Matthew Fontaine Maurey, promising US Navy officer, was forced by injury to join the USN "Depot of Charts & Instruments". Midshipman Maurey dusted off salt-stained books to find data about wind, water, temperature and weather at specific locations at specific times.
Maurey aggregated and analysed the data and found patterns. He then created a standard form of logging ship's data which was submitted by US Navy vessels on landing. Skippers wanted Maurey's charts and in return he insisted they hand over ships logs.
By 1855 when he published his "The Physical Geography of the Sea" Maurey had plotted 1.2 million data points
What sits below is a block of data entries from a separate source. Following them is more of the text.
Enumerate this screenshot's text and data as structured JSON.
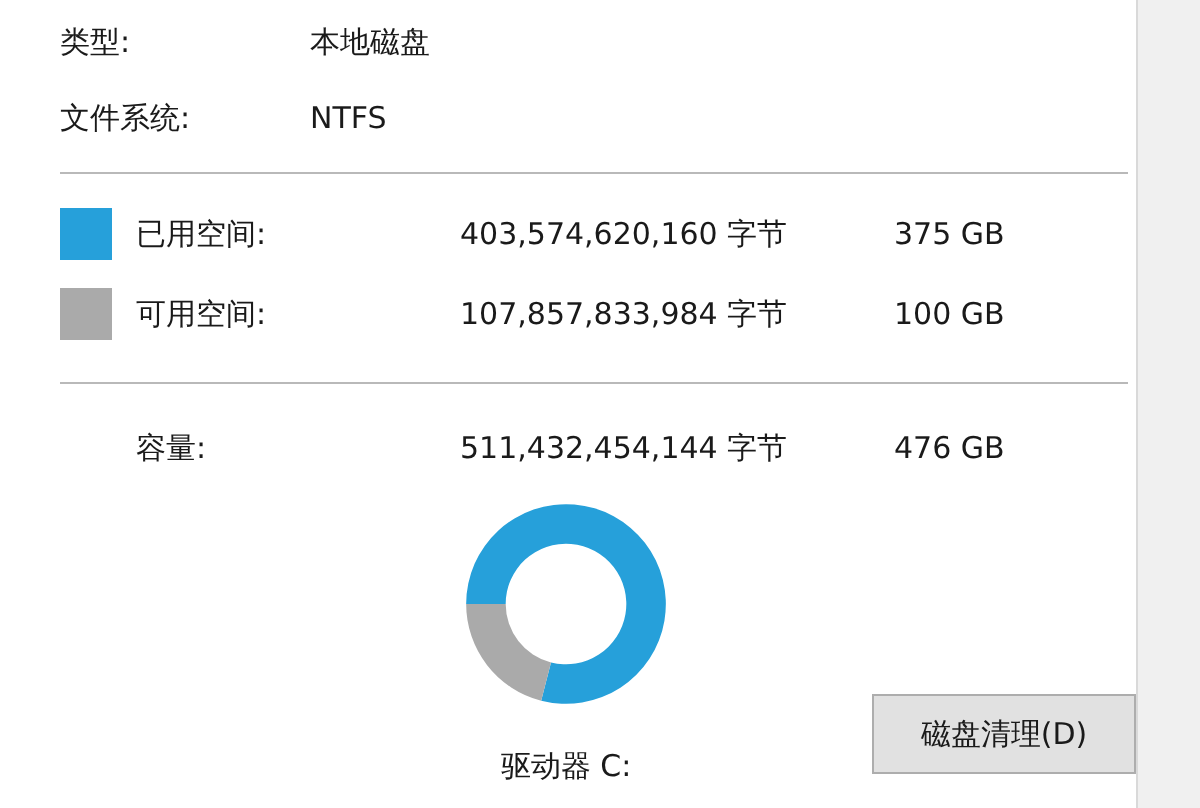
{
  "info": [
    {
      "label": "类型:",
      "value": "本地磁盘"
    },
    {
      "label": "文件系统:",
      "value": "NTFS"
    }
  ],
  "space": [
    {
      "label": "已用空间:",
      "bytes": "403,574,620,160 字节",
      "size": "375 GB",
      "color": "#26a0da"
    },
    {
      "label": "可用空间:",
      "bytes": "107,857,833,984 字节",
      "size": "100 GB",
      "color": "#aaaaaa"
    }
  ],
  "capacity": {
    "label": "容量:",
    "bytes": "511,432,454,144 字节",
    "size": "476 GB"
  },
  "drive_label": "驱动器 C:",
  "cleanup_button": "磁盘清理(D)"
}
Maurey's charts presented natural sea-lanes where winds and currents were favourable and cut long voyages by a third. "Until I took up your work I had been traversing the ocean blindfold " wrote one grateful shipmaster.
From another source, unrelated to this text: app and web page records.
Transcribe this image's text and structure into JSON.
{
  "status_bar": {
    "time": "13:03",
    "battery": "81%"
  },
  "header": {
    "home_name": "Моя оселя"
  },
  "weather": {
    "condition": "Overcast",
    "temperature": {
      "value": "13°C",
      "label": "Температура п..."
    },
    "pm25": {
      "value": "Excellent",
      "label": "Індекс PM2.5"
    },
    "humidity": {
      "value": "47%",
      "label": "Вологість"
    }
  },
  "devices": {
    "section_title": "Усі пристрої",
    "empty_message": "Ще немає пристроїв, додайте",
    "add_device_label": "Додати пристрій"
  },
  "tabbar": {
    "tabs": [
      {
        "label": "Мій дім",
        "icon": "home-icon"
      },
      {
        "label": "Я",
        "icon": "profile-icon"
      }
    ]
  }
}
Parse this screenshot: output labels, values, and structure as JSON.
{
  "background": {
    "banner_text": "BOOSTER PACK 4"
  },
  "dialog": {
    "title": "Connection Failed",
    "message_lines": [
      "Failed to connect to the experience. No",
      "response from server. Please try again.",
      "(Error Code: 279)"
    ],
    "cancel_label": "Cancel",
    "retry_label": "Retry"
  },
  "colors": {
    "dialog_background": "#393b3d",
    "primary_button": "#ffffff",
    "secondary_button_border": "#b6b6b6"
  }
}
At the dawn of the 21st century pilot charts issued by the US Navy still bore his name. Four countries knighted him, 8 awarded him a gold medal but he is largely ignored in his own country.
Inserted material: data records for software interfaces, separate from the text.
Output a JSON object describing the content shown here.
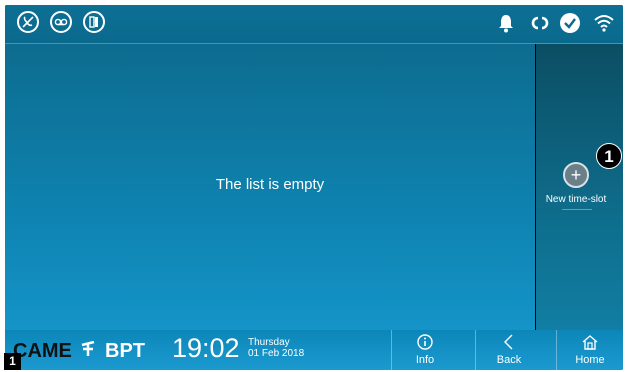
{
  "main": {
    "empty_message": "The list is empty"
  },
  "side": {
    "add_label": "New time-slot",
    "add_symbol": "+"
  },
  "callout": {
    "number": "1"
  },
  "corner": {
    "number": "1"
  },
  "bottom": {
    "brand_left": "CAME",
    "brand_right": "BPT",
    "time": "19:02",
    "weekday": "Thursday",
    "date": "01 Feb 2018",
    "info_label": "Info",
    "back_label": "Back",
    "home_label": "Home"
  },
  "topbar_icons": [
    "mute-icon",
    "voicemail-icon",
    "door-status-icon"
  ],
  "status_icons": [
    "bell-icon",
    "link-icon",
    "check-icon",
    "wifi-icon"
  ],
  "colors": {
    "accent": "#1494c8",
    "side_panel": "#0b4e63",
    "text": "#ffffff"
  }
}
Maurey was among the first to realise the value in a huge body of data that is lacking in smaller amounts- a core tenet of Big Data.
Read more about him and effective big data analytics in BIG DATA by Kenneth Cukier and Viktor Mayer-Schonberger
If old sea-dogs could earn from Maurey, then old data dogs may learn from this true story.
We’re just starting to reap the benefits: tracking vital signs to foresee deadly infections, predicting building fires, anticipating the best moment to buy a plane ticket, seeing inflation in real time and monitoring social media in order to identify trends. But there is a dark side to big data. Will it be machines, rather than people, that make the decisions? How do you regulate an algorithm? What will happen to privacy? Will individuals be punished for acts they have yet to commit?